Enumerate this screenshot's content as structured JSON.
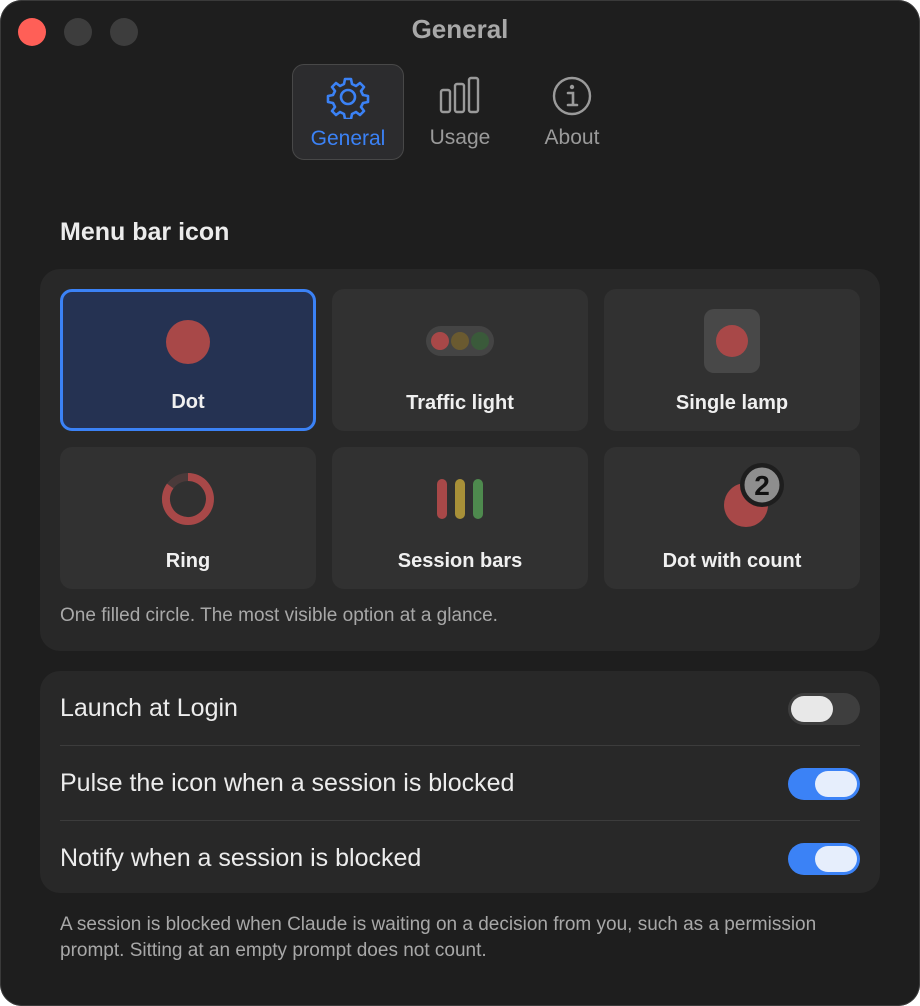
{
  "window": {
    "title": "General"
  },
  "tabs": [
    {
      "label": "General",
      "icon": "gear-icon",
      "active": true
    },
    {
      "label": "Usage",
      "icon": "bar-chart-icon",
      "active": false
    },
    {
      "label": "About",
      "icon": "info-icon",
      "active": false
    }
  ],
  "menu_bar_icon": {
    "title": "Menu bar icon",
    "options": [
      {
        "label": "Dot",
        "icon": "dot-icon",
        "selected": true
      },
      {
        "label": "Traffic light",
        "icon": "traffic-light-icon",
        "selected": false
      },
      {
        "label": "Single lamp",
        "icon": "single-lamp-icon",
        "selected": false
      },
      {
        "label": "Ring",
        "icon": "ring-icon",
        "selected": false
      },
      {
        "label": "Session bars",
        "icon": "session-bars-icon",
        "selected": false
      },
      {
        "label": "Dot with count",
        "icon": "dot-with-count-icon",
        "selected": false,
        "count": "2"
      }
    ],
    "description": "One filled circle. The most visible option at a glance."
  },
  "settings": [
    {
      "label": "Launch at Login",
      "enabled": false
    },
    {
      "label": "Pulse the icon when a session is blocked",
      "enabled": true
    },
    {
      "label": "Notify when a session is blocked",
      "enabled": true
    }
  ],
  "footnote": "A session is blocked when Claude is waiting on a decision from you, such as a permission prompt. Sitting at an empty prompt does not count.",
  "colors": {
    "accent": "#3b82f6",
    "status_red": "#a84848",
    "status_yellow": "#a89038",
    "status_green": "#4e8a4e"
  }
}
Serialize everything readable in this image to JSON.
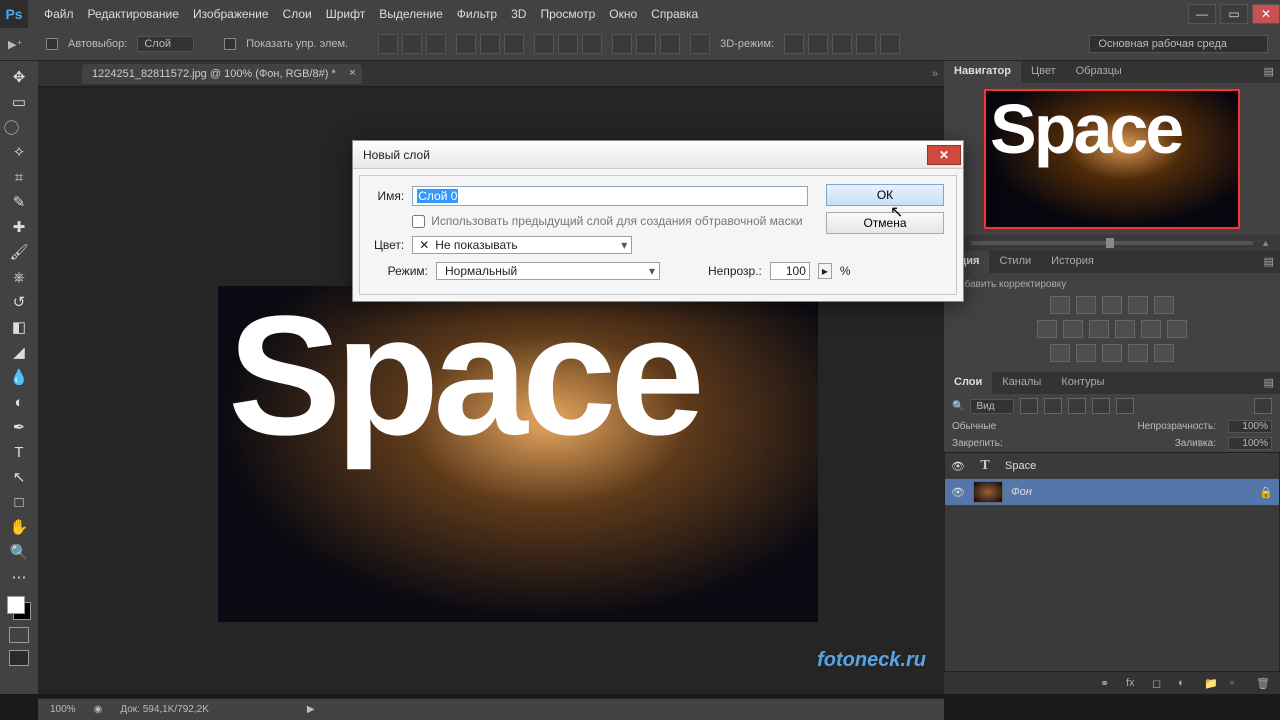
{
  "app": {
    "logo": "Ps"
  },
  "menu": [
    "Файл",
    "Редактирование",
    "Изображение",
    "Слои",
    "Шрифт",
    "Выделение",
    "Фильтр",
    "3D",
    "Просмотр",
    "Окно",
    "Справка"
  ],
  "optbar": {
    "autoselect": "Автовыбор:",
    "autoselect_value": "Слой",
    "show_transform": "Показать упр. элем.",
    "mode3d": "3D-режим:",
    "workspace": "Основная рабочая среда"
  },
  "doc_tab": {
    "title": "1224251_82811572.jpg @ 100% (Фон, RGB/8#) *"
  },
  "canvas_text": "Space",
  "watermark": "fotoneck.ru",
  "right": {
    "nav_tabs": [
      "Навигатор",
      "Цвет",
      "Образцы"
    ],
    "adj_tabs": [
      "кция",
      "Стили",
      "История"
    ],
    "adj_label": "Добавить корректировку",
    "layer_tabs": [
      "Слои",
      "Каналы",
      "Контуры"
    ],
    "kind": "Вид",
    "blend": "Обычные",
    "opacity_label": "Непрозрачность:",
    "opacity_val": "100%",
    "lock_label": "Закрепить:",
    "fill_label": "Заливка:",
    "fill_val": "100%",
    "layers": [
      {
        "name": "Space",
        "type": "T"
      },
      {
        "name": "Фон",
        "type": "bg",
        "locked": true
      }
    ]
  },
  "status": {
    "zoom": "100%",
    "docsize": "Док: 594,1K/792,2K"
  },
  "dialog": {
    "title": "Новый слой",
    "name_label": "Имя:",
    "name_value": "Слой 0",
    "clip_label": "Использовать предыдущий слой для создания обтравочной маски",
    "color_label": "Цвет:",
    "color_value": "Не показывать",
    "mode_label": "Режим:",
    "mode_value": "Нормальный",
    "opacity_label": "Непрозр.:",
    "opacity_value": "100",
    "opacity_unit": "%",
    "ok": "ОК",
    "cancel": "Отмена"
  }
}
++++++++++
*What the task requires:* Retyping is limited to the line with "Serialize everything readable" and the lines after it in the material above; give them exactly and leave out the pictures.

*Task solution:*
Serialize everything readable in this image to JSON.
{
  "app": {
    "logo": "Ps"
  },
  "menu": [
    "Файл",
    "Редактирование",
    "Изображение",
    "Слои",
    "Шрифт",
    "Выделение",
    "Фильтр",
    "3D",
    "Просмотр",
    "Окно",
    "Справка"
  ],
  "optbar": {
    "autoselect": "Автовыбор:",
    "autoselect_value": "Слой",
    "show_transform": "Показать упр. элем.",
    "mode3d": "3D-режим:",
    "workspace": "Основная рабочая среда"
  },
  "doc_tab": {
    "title": "1224251_82811572.jpg @ 100% (Фон, RGB/8#) *"
  },
  "canvas_text": "Space",
  "watermark": "fotoneck.ru",
  "right": {
    "nav_tabs": [
      "Навигатор",
      "Цвет",
      "Образцы"
    ],
    "adj_tabs": [
      "кция",
      "Стили",
      "История"
    ],
    "adj_label": "Добавить корректировку",
    "layer_tabs": [
      "Слои",
      "Каналы",
      "Контуры"
    ],
    "kind": "Вид",
    "blend": "Обычные",
    "opacity_label": "Непрозрачность:",
    "opacity_val": "100%",
    "lock_label": "Закрепить:",
    "fill_label": "Заливка:",
    "fill_val": "100%",
    "layers": [
      {
        "name": "Space",
        "type": "T"
      },
      {
        "name": "Фон",
        "type": "bg",
        "locked": true
      }
    ]
  },
  "status": {
    "zoom": "100%",
    "docsize": "Док: 594,1K/792,2K"
  },
  "dialog": {
    "title": "Новый слой",
    "name_label": "Имя:",
    "name_value": "Слой 0",
    "clip_label": "Использовать предыдущий слой для создания обтравочной маски",
    "color_label": "Цвет:",
    "color_value": "Не показывать",
    "mode_label": "Режим:",
    "mode_value": "Нормальный",
    "opacity_label": "Непрозр.:",
    "opacity_value": "100",
    "opacity_unit": "%",
    "ok": "ОК",
    "cancel": "Отмена"
  }
}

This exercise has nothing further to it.